Author Paul SmitSource: Journal of Law, Society and Development 2, pp 165 –188 (2015)More Less
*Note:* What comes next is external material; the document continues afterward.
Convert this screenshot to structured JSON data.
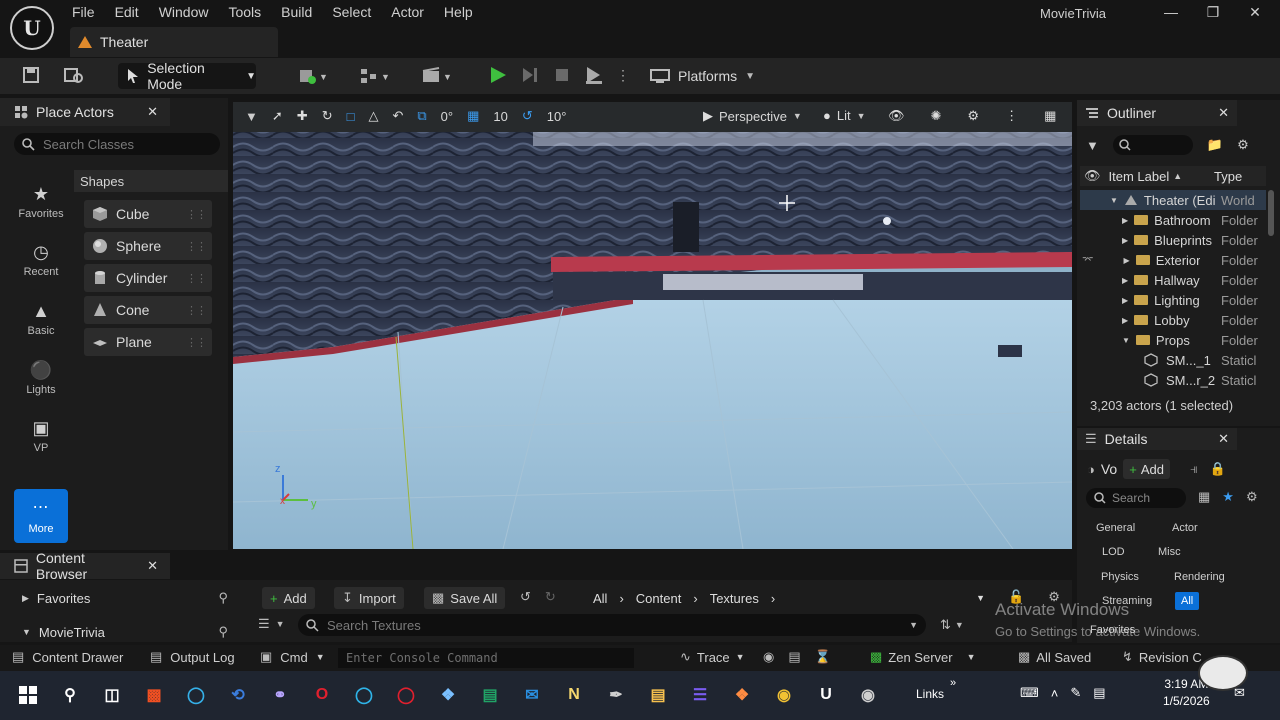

Globalisation and the increasing movement of capital and labour across international borders, with the exception of migrant workers who are facing major obstacles due to immigration laws, are creating a situation where laws in general and labour laws in particular are acquiring an international character. International bodies such as the United Nations, the International Labour Organisation and the European Union have adopted various international norms and standards to which most countries have agreed and which have established minimum international standards for basic universal human rights and worker rights. The Southern African Development Community is a transnational organisation that has also adopted certain basic norms and standards in its Treaty, Charter on Fundamental Social Rights and various protocols that are applicable to all citizens within the Community. In this contribution, the concept of transnational labour relations is considered. The different international approaches towards transnational labour relations are evaluated, as is the manner in which the European Union approached the integration of regional labour standards. The author seeks to establish what the Southern African Development Community can learn from the European Union's experience and in what way a transnational labour relations system or regional labour standards regime for the Southern African Development Community can be established.